*** Block opens ***

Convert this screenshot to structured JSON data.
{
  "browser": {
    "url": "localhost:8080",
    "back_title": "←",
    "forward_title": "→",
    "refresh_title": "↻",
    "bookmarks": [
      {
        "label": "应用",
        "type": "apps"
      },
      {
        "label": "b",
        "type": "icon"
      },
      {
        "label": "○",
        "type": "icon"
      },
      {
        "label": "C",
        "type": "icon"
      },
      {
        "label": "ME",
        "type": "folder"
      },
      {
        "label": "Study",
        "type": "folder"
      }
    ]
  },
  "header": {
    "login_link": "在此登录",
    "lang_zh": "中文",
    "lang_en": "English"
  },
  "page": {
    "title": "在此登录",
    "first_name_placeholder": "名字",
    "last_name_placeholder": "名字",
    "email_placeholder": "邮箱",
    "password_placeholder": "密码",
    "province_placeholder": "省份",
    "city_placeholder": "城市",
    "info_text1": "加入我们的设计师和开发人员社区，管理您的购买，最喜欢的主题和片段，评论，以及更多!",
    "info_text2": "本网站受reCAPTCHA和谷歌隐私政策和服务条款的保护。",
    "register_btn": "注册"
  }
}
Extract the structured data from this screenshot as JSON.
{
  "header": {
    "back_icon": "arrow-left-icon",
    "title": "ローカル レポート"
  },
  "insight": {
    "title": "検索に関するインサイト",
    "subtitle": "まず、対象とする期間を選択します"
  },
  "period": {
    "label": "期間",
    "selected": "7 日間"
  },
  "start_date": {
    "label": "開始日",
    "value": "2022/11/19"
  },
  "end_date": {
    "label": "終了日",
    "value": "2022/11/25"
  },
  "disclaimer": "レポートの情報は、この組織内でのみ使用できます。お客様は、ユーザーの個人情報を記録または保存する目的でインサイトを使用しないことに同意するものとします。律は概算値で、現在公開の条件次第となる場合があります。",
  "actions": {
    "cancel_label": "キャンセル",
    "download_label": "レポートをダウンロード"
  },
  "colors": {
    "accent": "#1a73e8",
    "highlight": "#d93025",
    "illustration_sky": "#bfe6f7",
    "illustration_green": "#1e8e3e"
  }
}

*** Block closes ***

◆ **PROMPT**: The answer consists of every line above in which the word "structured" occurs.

◆ **EXERCISE RESULT**:
Convert this screenshot to structured JSON data.
Extract the structured data from this screenshot as JSON.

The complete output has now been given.